  • the driver’s identity
  • that they were driving a motor vehicle
  • they were driving in a public place or on a public road
  • That they were at the time exceeding the speed limit

We will be happy to discuss your case with you as there may be one or more defences available to you in respect of your case once we have given consideration to the facts of the case, such as –

  • Factual – you were not speeding
  • Expired time limits i.e. Notice of intended prosecution and summons
  • Signage – The speed limit was not identifiable
  • Speed detection devices – was it approved, operating correctly and operated correctly?

In all speeding cases the magistrates have a discretion not to endorse penalty points for the offence if they are satisfied that there were “special reasons” in connection with the offence.

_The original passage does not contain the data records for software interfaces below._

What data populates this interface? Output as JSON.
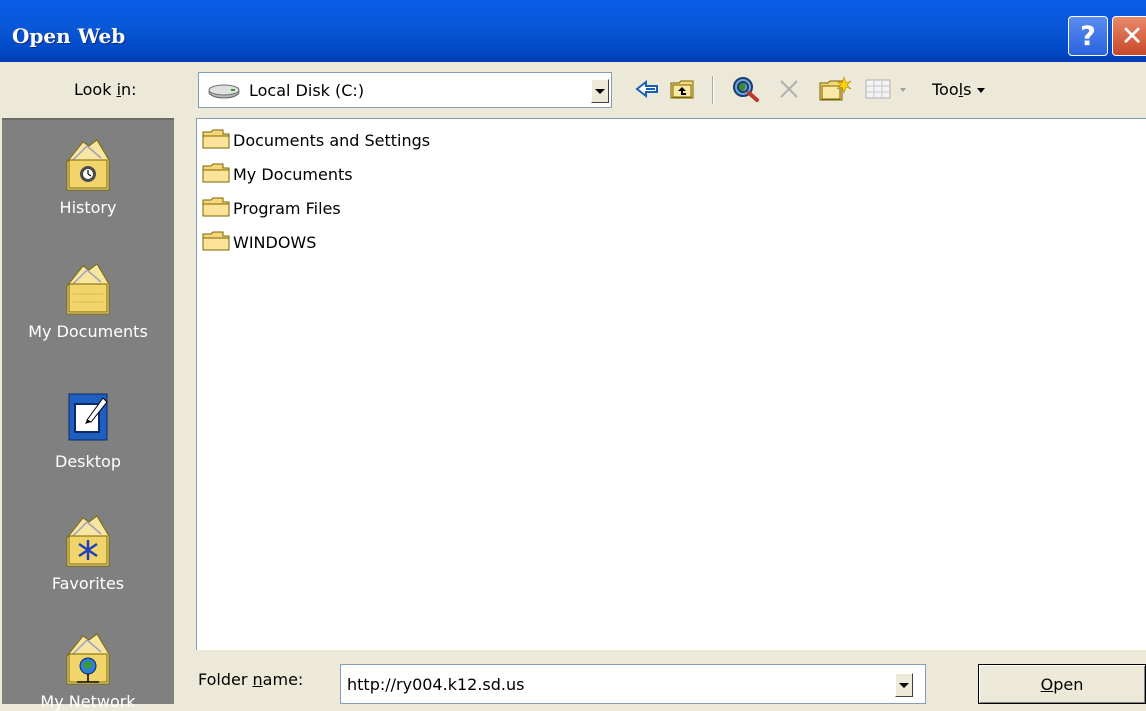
{
  "window": {
    "title": "Open Web",
    "help_label": "?",
    "close_label": "✕"
  },
  "toolbar": {
    "look_in_label_pre": "Look ",
    "look_in_label_hot": "i",
    "look_in_label_post": "n:",
    "look_in_value": "Local Disk (C:)",
    "tools_label_pre": "Too",
    "tools_label_hot": "l",
    "tools_label_post": "s",
    "icons": [
      "back-arrow-icon",
      "up-one-level-icon",
      "search-the-web-icon",
      "delete-icon",
      "create-new-folder-icon",
      "views-icon"
    ]
  },
  "places": [
    {
      "label": "History",
      "icon": "history-icon"
    },
    {
      "label": "My Documents",
      "icon": "my-documents-icon"
    },
    {
      "label": "Desktop",
      "icon": "desktop-icon"
    },
    {
      "label": "Favorites",
      "icon": "favorites-icon"
    },
    {
      "label": "My Network",
      "icon": "my-network-icon"
    }
  ],
  "files": [
    {
      "name": "Documents and Settings"
    },
    {
      "name": "My Documents"
    },
    {
      "name": "Program Files"
    },
    {
      "name": "WINDOWS"
    }
  ],
  "footer": {
    "folder_label_pre": "Folder ",
    "folder_label_hot": "n",
    "folder_label_post": "ame:",
    "folder_value": "http://ry004.k12.sd.us",
    "open_hot": "O",
    "open_post": "pen"
  },
  "colors": {
    "title_bar": "#0a57d6",
    "places_bar": "#808080",
    "dialog_bg": "#ece9d8"
  }
}
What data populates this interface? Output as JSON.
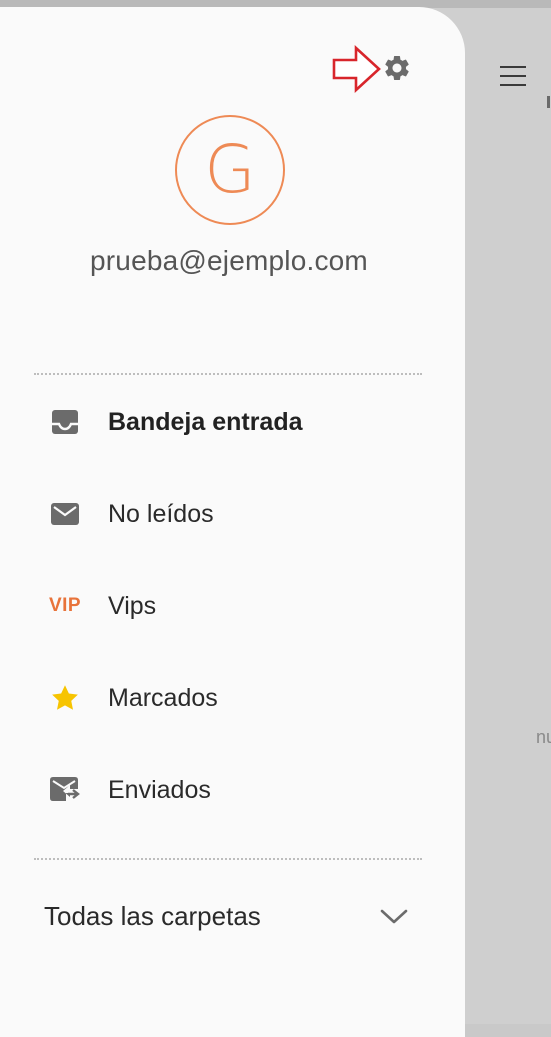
{
  "background": {
    "partial_text": "nu"
  },
  "drawer": {
    "avatar_letter": "G",
    "email": "prueba@ejemplo.com",
    "menu": [
      {
        "label": "Bandeja entrada",
        "icon": "inbox-icon",
        "bold": true
      },
      {
        "label": "No leídos",
        "icon": "envelope-icon",
        "bold": false
      },
      {
        "label": "Vips",
        "icon": "vip-icon",
        "icon_text": "VIP",
        "bold": false
      },
      {
        "label": "Marcados",
        "icon": "star-icon",
        "bold": false
      },
      {
        "label": "Enviados",
        "icon": "sent-mail-icon",
        "bold": false
      }
    ],
    "all_folders_label": "Todas las carpetas"
  },
  "colors": {
    "accent": "#ee8a55",
    "vip": "#e8733a",
    "star": "#f7c400",
    "annotation_arrow": "#d8252b",
    "icon_gray": "#6b6b6b"
  }
}
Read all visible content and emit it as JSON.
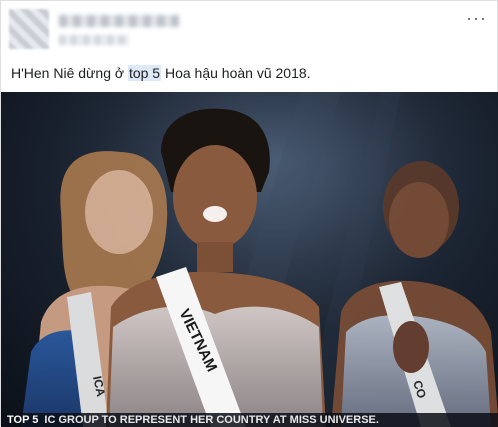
{
  "post": {
    "more_label": "···",
    "caption_pre": "H'Hen Niê dừng ở ",
    "caption_highlight": "top 5",
    "caption_post": " Hoa hậu hoàn vũ 2018.",
    "photo": {
      "sash_center": "VIETNAM",
      "sash_left": "ICA",
      "sash_right": "CO",
      "ticker_tag": "TOP 5",
      "ticker_text": "IC GROUP TO REPRESENT HER COUNTRY AT MISS UNIVERSE."
    }
  }
}
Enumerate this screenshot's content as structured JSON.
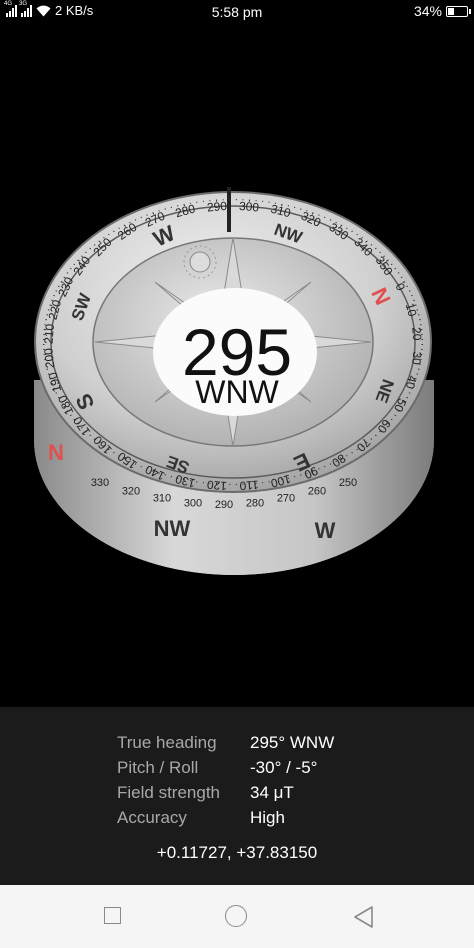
{
  "status_bar": {
    "network_speed": "2 KB/s",
    "time": "5:58 pm",
    "battery_percent": "34%",
    "battery_level": 0.34,
    "sim1_label": "4G",
    "sim2_label": "3G"
  },
  "compass": {
    "heading_value": "295",
    "heading_direction": "WNW",
    "cardinal_labels": [
      "W",
      "NW",
      "N",
      "NE",
      "E",
      "SE",
      "S",
      "SW"
    ],
    "outer_ring_ticks": [
      "210",
      "220",
      "230",
      "240",
      "250",
      "260",
      "270",
      "280",
      "290",
      "300",
      "310",
      "320",
      "330",
      "340",
      "350",
      "0",
      "10",
      "20",
      "30",
      "40",
      "50",
      "60",
      "70",
      "80",
      "90",
      "100",
      "110",
      "120",
      "130",
      "140",
      "150",
      "160",
      "170",
      "180",
      "190",
      "200"
    ],
    "side_ring_ticks": [
      "330",
      "320",
      "310",
      "300",
      "290",
      "280",
      "270",
      "260",
      "250"
    ],
    "side_letters": [
      "N",
      "NW",
      "W"
    ],
    "accent_color": "#e05050"
  },
  "info": {
    "rows": [
      {
        "label": "True heading",
        "value": "295° WNW"
      },
      {
        "label": "Pitch / Roll",
        "value": "-30° / -5°"
      },
      {
        "label": "Field strength",
        "value": "34 μT"
      },
      {
        "label": "Accuracy",
        "value": "High"
      }
    ],
    "coordinates": "+0.11727, +37.83150"
  },
  "nav_bar": {
    "recent_icon": "square-icon",
    "home_icon": "circle-icon",
    "back_icon": "triangle-back-icon"
  }
}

For instance if you were driving at excess speed owing to an emergency, subject to the facts, it may be argued that penalty points should not be endorsed. There may be other circumstances that lead to you speeding and we will be happy to discuss your case with you and to advise if the explanation would be considered a special reason.

Contact us for a free initial telephone advice session with an experienced motor solicitor on 0151 480 5777 or fill out the contact form and we will get back to you.